PROBLEM REQUIREMENTS:
In your copy, leave out the pictures; write out all the data exactly.

=== AVAILABLE DATA ===

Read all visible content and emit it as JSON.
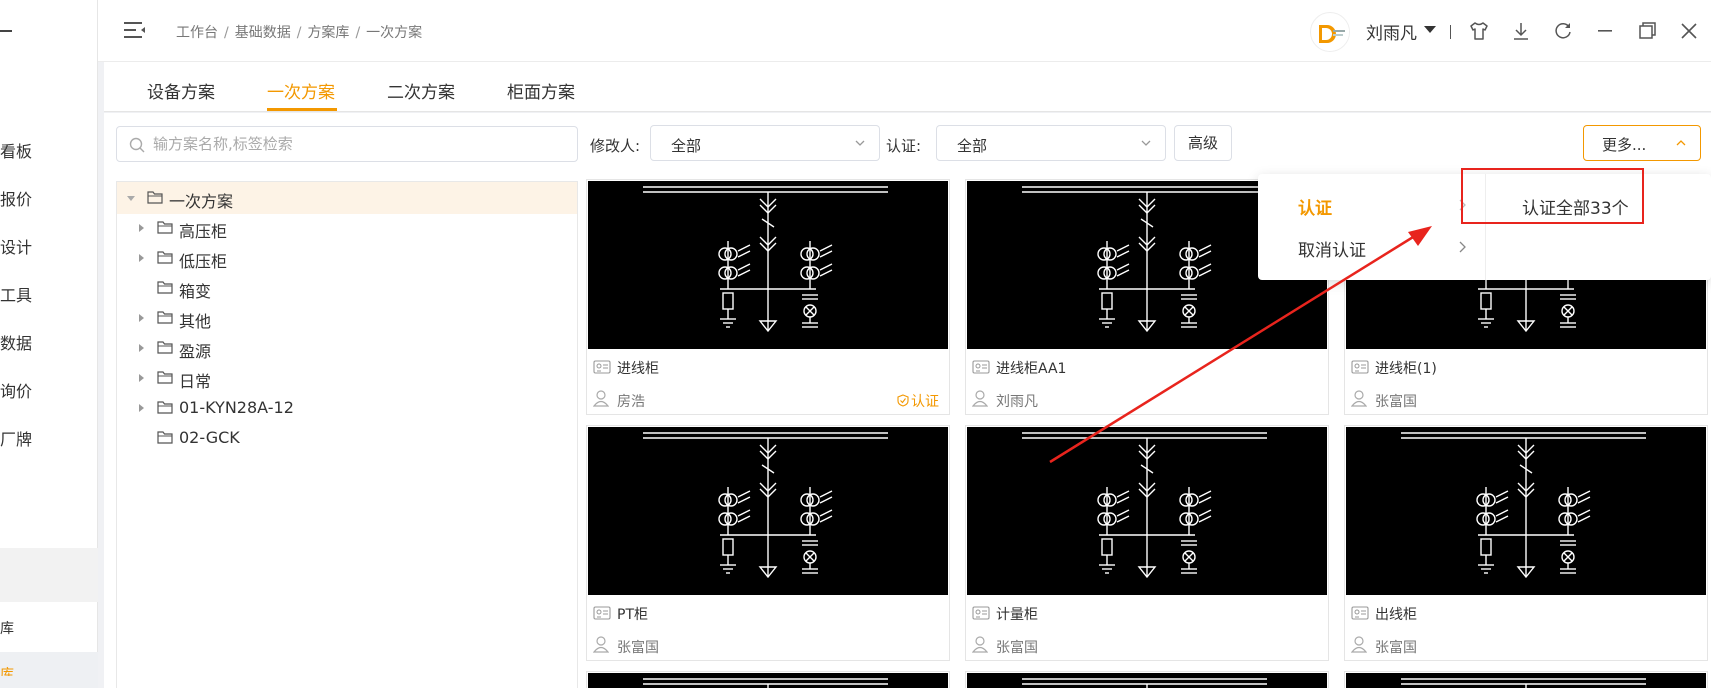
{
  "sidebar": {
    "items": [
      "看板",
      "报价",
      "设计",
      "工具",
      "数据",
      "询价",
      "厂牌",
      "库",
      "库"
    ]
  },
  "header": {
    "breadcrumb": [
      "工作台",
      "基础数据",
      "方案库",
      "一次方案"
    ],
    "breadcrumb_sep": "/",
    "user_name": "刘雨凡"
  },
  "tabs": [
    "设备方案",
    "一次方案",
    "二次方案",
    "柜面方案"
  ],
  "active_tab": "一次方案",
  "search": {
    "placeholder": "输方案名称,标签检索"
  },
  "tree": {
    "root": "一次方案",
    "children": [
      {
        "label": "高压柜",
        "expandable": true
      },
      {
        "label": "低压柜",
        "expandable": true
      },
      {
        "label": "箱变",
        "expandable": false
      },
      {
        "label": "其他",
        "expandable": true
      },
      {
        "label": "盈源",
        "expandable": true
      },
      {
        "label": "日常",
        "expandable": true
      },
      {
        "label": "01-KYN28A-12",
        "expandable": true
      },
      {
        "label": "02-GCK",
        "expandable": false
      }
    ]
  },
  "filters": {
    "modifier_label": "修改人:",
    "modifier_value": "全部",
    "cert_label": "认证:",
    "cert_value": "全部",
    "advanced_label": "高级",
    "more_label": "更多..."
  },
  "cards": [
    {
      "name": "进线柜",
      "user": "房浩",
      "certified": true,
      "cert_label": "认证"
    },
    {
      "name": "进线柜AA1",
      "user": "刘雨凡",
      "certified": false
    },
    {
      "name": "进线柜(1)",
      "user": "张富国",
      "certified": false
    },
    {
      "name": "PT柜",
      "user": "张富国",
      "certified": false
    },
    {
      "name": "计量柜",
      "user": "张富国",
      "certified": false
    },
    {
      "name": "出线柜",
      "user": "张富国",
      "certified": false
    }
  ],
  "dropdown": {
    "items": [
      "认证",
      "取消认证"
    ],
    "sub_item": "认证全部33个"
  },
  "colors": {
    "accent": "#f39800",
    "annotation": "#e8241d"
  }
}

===

YOUR RESPONSE:
Read all visible content and emit it as JSON.
{
  "sidebar": {
    "items": [
      "看板",
      "报价",
      "设计",
      "工具",
      "数据",
      "询价",
      "厂牌",
      "库",
      "库"
    ]
  },
  "header": {
    "breadcrumb": [
      "工作台",
      "基础数据",
      "方案库",
      "一次方案"
    ],
    "breadcrumb_sep": "/",
    "user_name": "刘雨凡"
  },
  "tabs": [
    "设备方案",
    "一次方案",
    "二次方案",
    "柜面方案"
  ],
  "active_tab": "一次方案",
  "search": {
    "placeholder": "输方案名称,标签检索"
  },
  "tree": {
    "root": "一次方案",
    "children": [
      {
        "label": "高压柜",
        "expandable": true
      },
      {
        "label": "低压柜",
        "expandable": true
      },
      {
        "label": "箱变",
        "expandable": false
      },
      {
        "label": "其他",
        "expandable": true
      },
      {
        "label": "盈源",
        "expandable": true
      },
      {
        "label": "日常",
        "expandable": true
      },
      {
        "label": "01-KYN28A-12",
        "expandable": true
      },
      {
        "label": "02-GCK",
        "expandable": false
      }
    ]
  },
  "filters": {
    "modifier_label": "修改人:",
    "modifier_value": "全部",
    "cert_label": "认证:",
    "cert_value": "全部",
    "advanced_label": "高级",
    "more_label": "更多..."
  },
  "cards": [
    {
      "name": "进线柜",
      "user": "房浩",
      "certified": true,
      "cert_label": "认证"
    },
    {
      "name": "进线柜AA1",
      "user": "刘雨凡",
      "certified": false
    },
    {
      "name": "进线柜(1)",
      "user": "张富国",
      "certified": false
    },
    {
      "name": "PT柜",
      "user": "张富国",
      "certified": false
    },
    {
      "name": "计量柜",
      "user": "张富国",
      "certified": false
    },
    {
      "name": "出线柜",
      "user": "张富国",
      "certified": false
    }
  ],
  "dropdown": {
    "items": [
      "认证",
      "取消认证"
    ],
    "sub_item": "认证全部33个"
  },
  "colors": {
    "accent": "#f39800",
    "annotation": "#e8241d"
  }
}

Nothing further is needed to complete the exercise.